▶ MATERIAL FOR THIS TASK

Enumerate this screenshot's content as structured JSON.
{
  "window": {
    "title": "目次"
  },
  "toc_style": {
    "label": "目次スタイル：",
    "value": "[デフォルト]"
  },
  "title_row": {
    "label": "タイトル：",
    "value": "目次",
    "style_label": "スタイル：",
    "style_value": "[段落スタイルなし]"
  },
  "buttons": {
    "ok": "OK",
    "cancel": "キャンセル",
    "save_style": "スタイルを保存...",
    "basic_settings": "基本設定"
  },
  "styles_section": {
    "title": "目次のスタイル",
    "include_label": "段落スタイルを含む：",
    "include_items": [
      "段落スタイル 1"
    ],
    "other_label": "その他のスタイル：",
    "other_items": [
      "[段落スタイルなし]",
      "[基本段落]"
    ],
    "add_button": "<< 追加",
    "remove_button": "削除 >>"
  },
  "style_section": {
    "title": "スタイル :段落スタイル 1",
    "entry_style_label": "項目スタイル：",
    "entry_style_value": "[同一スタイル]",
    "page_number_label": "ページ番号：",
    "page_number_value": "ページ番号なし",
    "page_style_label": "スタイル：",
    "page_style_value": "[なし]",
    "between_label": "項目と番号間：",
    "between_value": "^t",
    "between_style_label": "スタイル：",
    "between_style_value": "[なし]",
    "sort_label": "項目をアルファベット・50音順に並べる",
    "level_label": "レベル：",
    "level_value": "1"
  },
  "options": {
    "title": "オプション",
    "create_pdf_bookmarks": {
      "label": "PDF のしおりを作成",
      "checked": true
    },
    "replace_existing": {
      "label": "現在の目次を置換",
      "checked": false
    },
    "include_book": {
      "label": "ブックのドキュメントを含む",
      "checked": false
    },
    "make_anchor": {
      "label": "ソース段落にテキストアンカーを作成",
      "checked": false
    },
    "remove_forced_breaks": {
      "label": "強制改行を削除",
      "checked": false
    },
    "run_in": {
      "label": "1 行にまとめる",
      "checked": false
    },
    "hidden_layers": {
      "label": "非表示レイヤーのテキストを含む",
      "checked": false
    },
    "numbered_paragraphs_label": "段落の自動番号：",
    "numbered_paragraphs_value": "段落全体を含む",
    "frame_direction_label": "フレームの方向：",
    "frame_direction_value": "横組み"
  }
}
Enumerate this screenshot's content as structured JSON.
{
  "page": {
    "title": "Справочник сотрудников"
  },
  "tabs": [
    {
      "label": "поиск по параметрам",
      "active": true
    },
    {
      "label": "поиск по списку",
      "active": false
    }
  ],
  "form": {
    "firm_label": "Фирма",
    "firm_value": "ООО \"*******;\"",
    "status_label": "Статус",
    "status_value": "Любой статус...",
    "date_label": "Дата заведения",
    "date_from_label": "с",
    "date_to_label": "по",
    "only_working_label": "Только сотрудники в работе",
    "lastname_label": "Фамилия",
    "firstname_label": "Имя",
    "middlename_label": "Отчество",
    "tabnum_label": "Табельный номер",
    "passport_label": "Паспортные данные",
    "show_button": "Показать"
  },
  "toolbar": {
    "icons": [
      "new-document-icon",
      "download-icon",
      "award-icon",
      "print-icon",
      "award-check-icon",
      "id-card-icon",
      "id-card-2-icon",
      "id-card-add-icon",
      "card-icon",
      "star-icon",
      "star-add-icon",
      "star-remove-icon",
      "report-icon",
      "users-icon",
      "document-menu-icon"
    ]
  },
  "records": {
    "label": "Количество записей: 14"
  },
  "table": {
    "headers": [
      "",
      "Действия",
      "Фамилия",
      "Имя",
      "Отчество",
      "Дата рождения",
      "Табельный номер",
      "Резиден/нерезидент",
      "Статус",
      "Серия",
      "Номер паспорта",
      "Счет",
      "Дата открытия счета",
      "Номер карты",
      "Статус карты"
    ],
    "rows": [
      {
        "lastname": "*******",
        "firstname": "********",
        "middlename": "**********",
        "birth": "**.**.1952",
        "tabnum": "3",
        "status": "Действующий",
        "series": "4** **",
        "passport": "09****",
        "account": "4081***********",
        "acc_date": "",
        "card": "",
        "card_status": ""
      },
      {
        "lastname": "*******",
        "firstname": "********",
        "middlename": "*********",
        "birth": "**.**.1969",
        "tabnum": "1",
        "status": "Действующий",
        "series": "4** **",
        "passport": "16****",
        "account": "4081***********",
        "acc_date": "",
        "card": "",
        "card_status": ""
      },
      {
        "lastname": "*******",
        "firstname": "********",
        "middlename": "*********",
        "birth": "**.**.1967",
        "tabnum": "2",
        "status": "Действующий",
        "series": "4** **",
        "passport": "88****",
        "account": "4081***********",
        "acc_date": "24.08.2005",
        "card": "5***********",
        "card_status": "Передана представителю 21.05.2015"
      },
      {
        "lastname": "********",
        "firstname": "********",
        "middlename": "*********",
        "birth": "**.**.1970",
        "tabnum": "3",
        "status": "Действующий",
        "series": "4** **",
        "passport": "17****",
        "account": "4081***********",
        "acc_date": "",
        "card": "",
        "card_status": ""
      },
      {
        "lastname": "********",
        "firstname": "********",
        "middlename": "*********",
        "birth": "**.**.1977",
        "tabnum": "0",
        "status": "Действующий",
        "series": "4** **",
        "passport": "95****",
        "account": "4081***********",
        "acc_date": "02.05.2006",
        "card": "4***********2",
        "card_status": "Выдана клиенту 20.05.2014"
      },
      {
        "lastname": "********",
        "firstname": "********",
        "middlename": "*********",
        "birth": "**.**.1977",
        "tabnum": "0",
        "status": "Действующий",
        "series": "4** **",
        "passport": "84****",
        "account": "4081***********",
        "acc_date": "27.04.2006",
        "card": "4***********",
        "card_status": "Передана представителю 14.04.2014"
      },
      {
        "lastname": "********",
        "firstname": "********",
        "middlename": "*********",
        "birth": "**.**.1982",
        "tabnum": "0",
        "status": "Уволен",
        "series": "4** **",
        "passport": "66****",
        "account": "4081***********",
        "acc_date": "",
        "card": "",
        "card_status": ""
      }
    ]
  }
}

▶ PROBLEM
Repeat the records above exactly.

▶ RESPONSE BELOW
Enumerate this screenshot's content as structured JSON.
{
  "window": {
    "title": "目次"
  },
  "toc_style": {
    "label": "目次スタイル：",
    "value": "[デフォルト]"
  },
  "title_row": {
    "label": "タイトル：",
    "value": "目次",
    "style_label": "スタイル：",
    "style_value": "[段落スタイルなし]"
  },
  "buttons": {
    "ok": "OK",
    "cancel": "キャンセル",
    "save_style": "スタイルを保存...",
    "basic_settings": "基本設定"
  },
  "styles_section": {
    "title": "目次のスタイル",
    "include_label": "段落スタイルを含む：",
    "include_items": [
      "段落スタイル 1"
    ],
    "other_label": "その他のスタイル：",
    "other_items": [
      "[段落スタイルなし]",
      "[基本段落]"
    ],
    "add_button": "<< 追加",
    "remove_button": "削除 >>"
  },
  "style_section": {
    "title": "スタイル :段落スタイル 1",
    "entry_style_label": "項目スタイル：",
    "entry_style_value": "[同一スタイル]",
    "page_number_label": "ページ番号：",
    "page_number_value": "ページ番号なし",
    "page_style_label": "スタイル：",
    "page_style_value": "[なし]",
    "between_label": "項目と番号間：",
    "between_value": "^t",
    "between_style_label": "スタイル：",
    "between_style_value": "[なし]",
    "sort_label": "項目をアルファベット・50音順に並べる",
    "level_label": "レベル：",
    "level_value": "1"
  },
  "options": {
    "title": "オプション",
    "create_pdf_bookmarks": {
      "label": "PDF のしおりを作成",
      "checked": true
    },
    "replace_existing": {
      "label": "現在の目次を置換",
      "checked": false
    },
    "include_book": {
      "label": "ブックのドキュメントを含む",
      "checked": false
    },
    "make_anchor": {
      "label": "ソース段落にテキストアンカーを作成",
      "checked": false
    },
    "remove_forced_breaks": {
      "label": "強制改行を削除",
      "checked": false
    },
    "run_in": {
      "label": "1 行にまとめる",
      "checked": false
    },
    "hidden_layers": {
      "label": "非表示レイヤーのテキストを含む",
      "checked": false
    },
    "numbered_paragraphs_label": "段落の自動番号：",
    "numbered_paragraphs_value": "段落全体を含む",
    "frame_direction_label": "フレームの方向：",
    "frame_direction_value": "横組み"
  }
}
Enumerate this screenshot's content as structured JSON.
{
  "page": {
    "title": "Справочник сотрудников"
  },
  "tabs": [
    {
      "label": "поиск по параметрам",
      "active": true
    },
    {
      "label": "поиск по списку",
      "active": false
    }
  ],
  "form": {
    "firm_label": "Фирма",
    "firm_value": "ООО \"*******;\"",
    "status_label": "Статус",
    "status_value": "Любой статус...",
    "date_label": "Дата заведения",
    "date_from_label": "с",
    "date_to_label": "по",
    "only_working_label": "Только сотрудники в работе",
    "lastname_label": "Фамилия",
    "firstname_label": "Имя",
    "middlename_label": "Отчество",
    "tabnum_label": "Табельный номер",
    "passport_label": "Паспортные данные",
    "show_button": "Показать"
  },
  "toolbar": {
    "icons": [
      "new-document-icon",
      "download-icon",
      "award-icon",
      "print-icon",
      "award-check-icon",
      "id-card-icon",
      "id-card-2-icon",
      "id-card-add-icon",
      "card-icon",
      "star-icon",
      "star-add-icon",
      "star-remove-icon",
      "report-icon",
      "users-icon",
      "document-menu-icon"
    ]
  },
  "records": {
    "label": "Количество записей: 14"
  },
  "table": {
    "headers": [
      "",
      "Действия",
      "Фамилия",
      "Имя",
      "Отчество",
      "Дата рождения",
      "Табельный номер",
      "Резиден/нерезидент",
      "Статус",
      "Серия",
      "Номер паспорта",
      "Счет",
      "Дата открытия счета",
      "Номер карты",
      "Статус карты"
    ],
    "rows": [
      {
        "lastname": "*******",
        "firstname": "********",
        "middlename": "**********",
        "birth": "**.**.1952",
        "tabnum": "3",
        "status": "Действующий",
        "series": "4** **",
        "passport": "09****",
        "account": "4081***********",
        "acc_date": "",
        "card": "",
        "card_status": ""
      },
      {
        "lastname": "*******",
        "firstname": "********",
        "middlename": "*********",
        "birth": "**.**.1969",
        "tabnum": "1",
        "status": "Действующий",
        "series": "4** **",
        "passport": "16****",
        "account": "4081***********",
        "acc_date": "",
        "card": "",
        "card_status": ""
      },
      {
        "lastname": "*******",
        "firstname": "********",
        "middlename": "*********",
        "birth": "**.**.1967",
        "tabnum": "2",
        "status": "Действующий",
        "series": "4** **",
        "passport": "88****",
        "account": "4081***********",
        "acc_date": "24.08.2005",
        "card": "5***********",
        "card_status": "Передана представителю 21.05.2015"
      },
      {
        "lastname": "********",
        "firstname": "********",
        "middlename": "*********",
        "birth": "**.**.1970",
        "tabnum": "3",
        "status": "Действующий",
        "series": "4** **",
        "passport": "17****",
        "account": "4081***********",
        "acc_date": "",
        "card": "",
        "card_status": ""
      },
      {
        "lastname": "********",
        "firstname": "********",
        "middlename": "*********",
        "birth": "**.**.1977",
        "tabnum": "0",
        "status": "Действующий",
        "series": "4** **",
        "passport": "95****",
        "account": "4081***********",
        "acc_date": "02.05.2006",
        "card": "4***********2",
        "card_status": "Выдана клиенту 20.05.2014"
      },
      {
        "lastname": "********",
        "firstname": "********",
        "middlename": "*********",
        "birth": "**.**.1977",
        "tabnum": "0",
        "status": "Действующий",
        "series": "4** **",
        "passport": "84****",
        "account": "4081***********",
        "acc_date": "27.04.2006",
        "card": "4***********",
        "card_status": "Передана представителю 14.04.2014"
      },
      {
        "lastname": "********",
        "firstname": "********",
        "middlename": "*********",
        "birth": "**.**.1982",
        "tabnum": "0",
        "status": "Уволен",
        "series": "4** **",
        "passport": "66****",
        "account": "4081***********",
        "acc_date": "",
        "card": "",
        "card_status": ""
      }
    ]
  }
}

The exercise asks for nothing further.